4. A structure to support the implementation of the common ground agenda.
5. A follow-up structure to insure implementation of the common ground agenda.

But there are also some important side-effects that come along:

  • Participants learn how to conduct productive meetings
  • Leadership and coalitions develop
  • Funding opens up, since funding sources participate
  • Complaints about views being ignored are minimized
  • People learn about other perspectives and initiatives they might not be aware of
  • It builds community and increases interdependence
  • Leaders love this method because they know the community is 100% behind them.

A Future Search takes about 16 hours, spread over three days –the first day is an afternoon or evening, followed by a full day, and ending with the morning of the third day. The highly interactive and experiential FS conference has five parts: review of the past, survey of current trends, envisioning a desired future, discovering common ground, and action planning. During the FS conference, participants meet in small and large groups. In small mixed groups made up of representatives of each stakeholder group, each small group is essentially a microcosm of the whole system. They also meet in their stakeholder groups and as one large group.

In this PDW, participants will learn these elements of FS, will role play acting as a planning committee, and experience the survey of current trends segment. We will discuss the FS facilitation style, DEI aspects of FS, and contrast with other large group interventions.

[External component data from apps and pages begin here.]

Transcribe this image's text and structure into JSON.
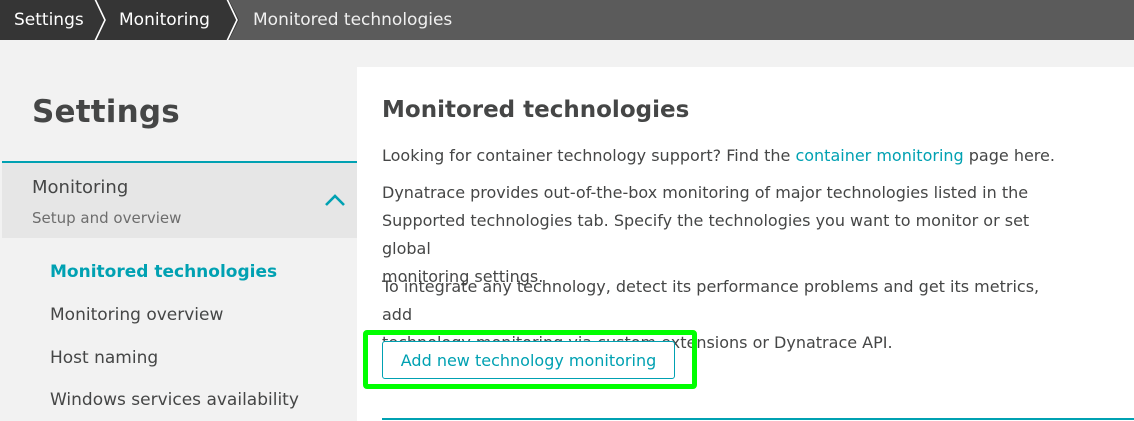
{
  "breadcrumb": {
    "items": [
      {
        "label": "Settings"
      },
      {
        "label": "Monitoring"
      },
      {
        "label": "Monitored technologies"
      }
    ]
  },
  "sidebar": {
    "title": "Settings",
    "group": {
      "title": "Monitoring",
      "subtitle": "Setup and overview",
      "expanded": true
    },
    "items": [
      {
        "label": "Monitored technologies",
        "active": true
      },
      {
        "label": "Monitoring overview",
        "active": false
      },
      {
        "label": "Host naming",
        "active": false
      },
      {
        "label": "Windows services availability",
        "active": false
      }
    ]
  },
  "main": {
    "title": "Monitored technologies",
    "intro": {
      "prefix": "Looking for container technology support? Find the ",
      "link": "container monitoring",
      "suffix": " page here."
    },
    "para2_line1": "Dynatrace provides out-of-the-box monitoring of major technologies listed in the",
    "para2_line2": "Supported technologies tab. Specify the technologies you want to monitor or set global",
    "para2_line3": "monitoring settings.",
    "para3_line1": "To integrate any technology, detect its performance problems and get its metrics, add",
    "para3_line2": "technology monitoring via custom extensions or Dynatrace API.",
    "add_button": "Add new technology monitoring"
  },
  "colors": {
    "accent": "#00a1b2",
    "breadcrumb_dark": "#353535",
    "breadcrumb_bar": "#5b5b5b",
    "highlight": "#00ff00"
  }
}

Learning Objectives:
1. Participants will be able to identify the four principles of Future Search.
2. Participants will be able to list the categories of stakeholders in a Future Search Conference.
3. Participants will be able to list the parts of a Future Search conference and the tasks for the planning team.
4. Participants will be able to contrast Future Search with other large group interventions such as Open Space and World Café.

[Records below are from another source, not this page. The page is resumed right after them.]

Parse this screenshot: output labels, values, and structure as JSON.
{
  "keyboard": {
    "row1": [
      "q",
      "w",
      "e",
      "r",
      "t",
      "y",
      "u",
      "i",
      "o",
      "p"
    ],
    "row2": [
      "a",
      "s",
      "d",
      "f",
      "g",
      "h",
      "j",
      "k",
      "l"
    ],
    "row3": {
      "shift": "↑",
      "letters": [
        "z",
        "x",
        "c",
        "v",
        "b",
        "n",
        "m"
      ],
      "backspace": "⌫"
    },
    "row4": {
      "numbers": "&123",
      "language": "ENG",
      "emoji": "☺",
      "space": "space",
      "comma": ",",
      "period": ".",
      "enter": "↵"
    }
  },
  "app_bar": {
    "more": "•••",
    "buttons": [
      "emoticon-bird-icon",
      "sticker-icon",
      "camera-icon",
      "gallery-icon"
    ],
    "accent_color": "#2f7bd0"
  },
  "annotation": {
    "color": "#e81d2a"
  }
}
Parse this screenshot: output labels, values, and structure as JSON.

Schedule/Activity Format:
10 minutes – Introduction to Future Search, why Future Search?
40 minutes – Lecturette on Future Search (principles, conditions for success, how to define stakeholder groups, parts of a FS conference, the FS planning process
40 minutes – Small groups: brainstorm possible applications of FS to specific situations/organizations. Select one and act as planning committee to define the title of the FS, and identify stakeholder groups
30 minutes – Small groups report out, large group discusses the situations. Vote on one scenario to work on in more detail in the second half
(15 minutes – Break)
15 minutes – Large group discusses the chosen scenario/application for Future Search to finalize the stakeholder groups. Stakeholder roles are assigned to each participant
40 minutes – Large group creates a mind-map of current trends affecting the system, with participants in the role of stakeholders
10 minutes – Vote as stakeholder groups using color-coded dots on which trends most need to be addressed
20 minutes – Votes tabulated and discussed by large group in detail
25 minutes – Processing of the role playing experience, question and answer about Future Search, discussion of complications, indications and contraindications for using Future Search, and contrast with other large group interventions such as Open Space and World Café
10 minutes – Summary and closing

Teaching Format:

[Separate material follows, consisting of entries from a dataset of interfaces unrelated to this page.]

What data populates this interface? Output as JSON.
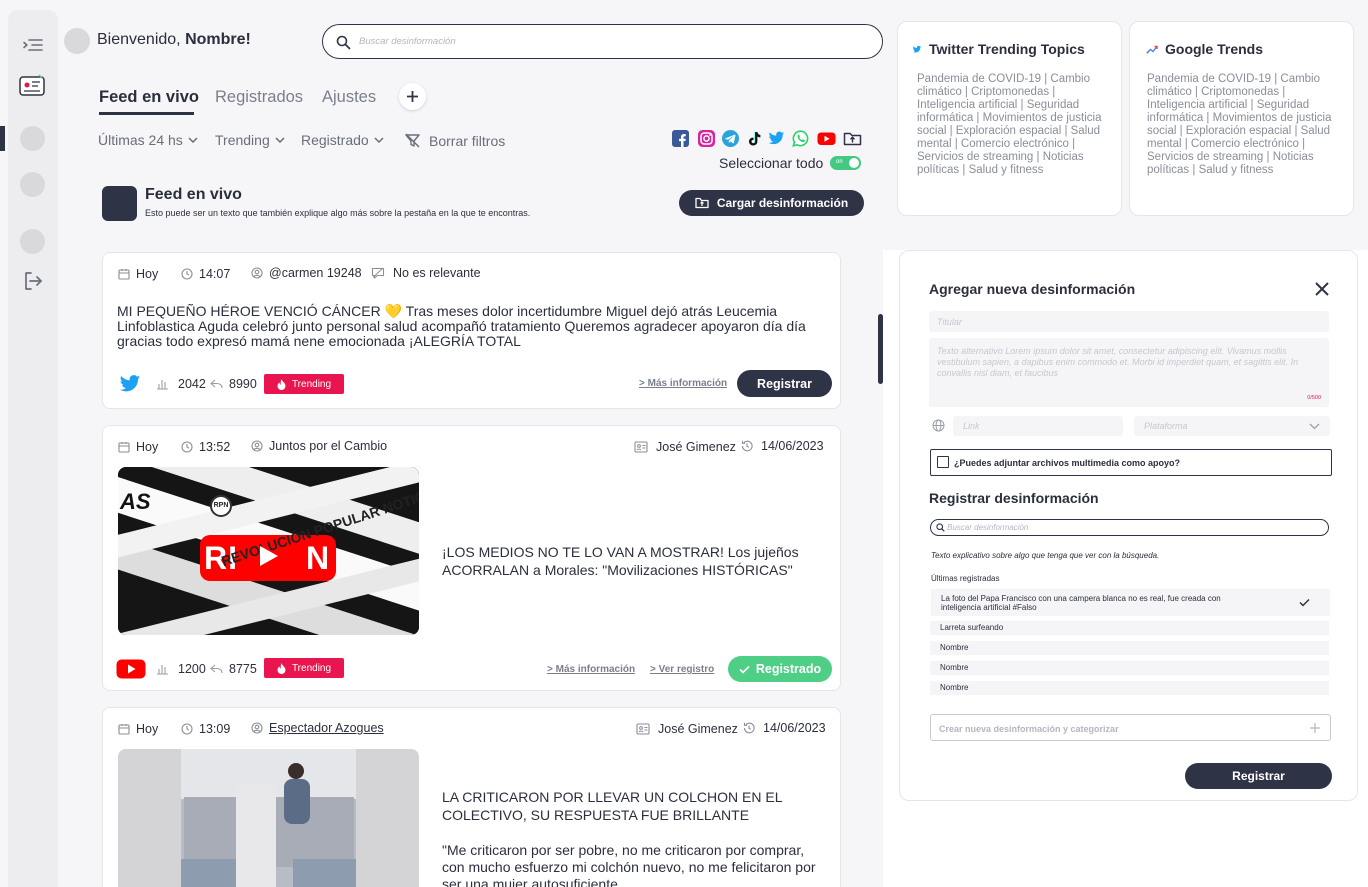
{
  "header": {
    "welcome_prefix": "Bienvenido,",
    "welcome_name": "Nombre!",
    "search_placeholder": "Buscar desinformación"
  },
  "tabs": [
    {
      "label": "Feed en vivo",
      "active": true
    },
    {
      "label": "Registrados",
      "active": false
    },
    {
      "label": "Ajustes",
      "active": false
    }
  ],
  "filters": {
    "time": "Últimas 24 hs",
    "trending": "Trending",
    "registered": "Registrado",
    "clear": "Borrar filtros"
  },
  "social_icons": [
    "facebook-icon",
    "instagram-icon",
    "telegram-icon",
    "tiktok-icon",
    "twitter-icon",
    "whatsapp-icon",
    "youtube-icon",
    "folder-upload-icon"
  ],
  "select_all": {
    "label": "Seleccionar todo",
    "toggle_text": "on",
    "checked": true
  },
  "feed_header": {
    "title": "Feed en vivo",
    "subtitle": "Esto puede ser un texto que también explique algo más sobre la pestaña en la que te encontras.",
    "upload_button": "Cargar desinformación"
  },
  "posts": [
    {
      "day": "Hoy",
      "time": "14:07",
      "author": "@carmen 19248",
      "relevance": "No es relevante",
      "text": "MI PEQUEÑO HÉROE VENCIÓ CÁNCER 💛 Tras meses dolor incertidumbre Miguel dejó atrás Leucemia Linfoblastica Aguda celebró junto personal salud acompañó tratamiento Queremos agradecer apoyaron día día gracias todo expresó mamá nene emocionada ¡ALEGRÍA TOTAL",
      "platform": "twitter-icon",
      "views": "2042",
      "shares": "8990",
      "badge": "Trending",
      "more_link": "> Más información",
      "button": "Registrar"
    },
    {
      "day": "Hoy",
      "time": "13:52",
      "author": "Juntos por el Cambio",
      "registered_by": "José Gimenez",
      "registered_date": "14/06/2023",
      "text": "¡LOS MEDIOS NO TE LO VAN A MOSTRAR! Los jujeños ACORRALAN a Morales: \"Movilizaciones HISTÓRICAS\"",
      "thumb_text_1": "REVOLUCIÓN POPULAR NOTICIAS",
      "thumb_text_2": "AS",
      "thumb_logo": "RPN",
      "platform": "youtube-icon",
      "views": "1200",
      "shares": "8775",
      "badge": "Trending",
      "more_link": "> Más información",
      "record_link": "> Ver registro",
      "button": "Registrado"
    },
    {
      "day": "Hoy",
      "time": "13:09",
      "author": "Espectador Azogues",
      "registered_by": "José Gimenez",
      "registered_date": "14/06/2023",
      "text_1": "LA CRITICARON POR LLEVAR UN COLCHON EN EL COLECTIVO, SU RESPUESTA FUE BRILLANTE",
      "text_2": "\"Me criticaron por ser pobre, no me criticaron por comprar, con mucho esfuerzo mi colchón nuevo, no me felicitaron por ser una mujer autosuficiente"
    }
  ],
  "twitter_trends": {
    "title": "Twitter Trending Topics",
    "body": "Pandemia de COVID-19 | Cambio climático | Criptomonedas | Inteligencia artificial | Seguridad informática | Movimientos de justicia social | Exploración espacial | Salud mental | Comercio electrónico | Servicios de streaming | Noticias políticas | Salud y fitness"
  },
  "google_trends": {
    "title": "Google Trends",
    "body": "Pandemia de COVID-19 | Cambio climático | Criptomonedas | Inteligencia artificial | Seguridad informática | Movimientos de justicia social | Exploración espacial | Salud mental | Comercio electrónico | Servicios de streaming | Noticias políticas | Salud y fitness"
  },
  "form": {
    "title": "Agregar nueva desinformación",
    "title_placeholder": "Titular",
    "description_placeholder": "Texto alternativo Lorem ipsum dolor sit amet, consectetur adipiscing elit. Vivamus mollis vestibulum sapien, a dapibus enim commodo et. Morbi id imperdiet quam, et sagittis elit. In convallis nisl diam, et faucibus",
    "char_count": "0/500",
    "link_placeholder": "Link",
    "platform_placeholder": "Plataforma",
    "attach_label": "¿Puedes adjuntar archivos multimedia como apoyo?",
    "register_title": "Registrar desinformación",
    "register_search_placeholder": "Buscar desinformación",
    "helper_text": "Texto explicativo sobre algo que tenga que ver con la búsqueda.",
    "recent_label": "Últimas registradas",
    "recent_items": [
      "La foto del Papa Francisco con una campera blanca no es real, fue creada con inteligencia artificial #Falso",
      "Larreta surfeando",
      "Nombre",
      "Nombre",
      "Nombre"
    ],
    "create_placeholder": "Crear nueva desinformación y categorizar",
    "submit": "Registrar"
  },
  "colors": {
    "dark": "#2f3346",
    "trending": "#e8154f",
    "registered": "#4fcf86",
    "toggle": "#43c980"
  }
}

  • Case Illustrations/Examples
  • Group Exercises
  • Lecture/Presentation
  • Participant discussion
  • Participant role play or rehearsal
  • Question and answer

Biographical Summary:

Jeffrey Axelbank, Psy.D. is a psychologist working for over 30 years in both clinical and organizational consulting roles. He has worked with schools, community groups, companies, and organizations on such issues as navigating changes and transitions, conflicts between subgroups, corporate culture, team development, leadership development, strategic planning, and succession planning. Dr. Axelbank specializes in working with diverse large groups, whole system interventions involving multiple stakeholder groups, using methods such as Future Search, Open Space, and World Café. He earned a doctorate at the Rutgers University, and completed specialized training as a consultant in the Organization Program at the William Alanson White Institute.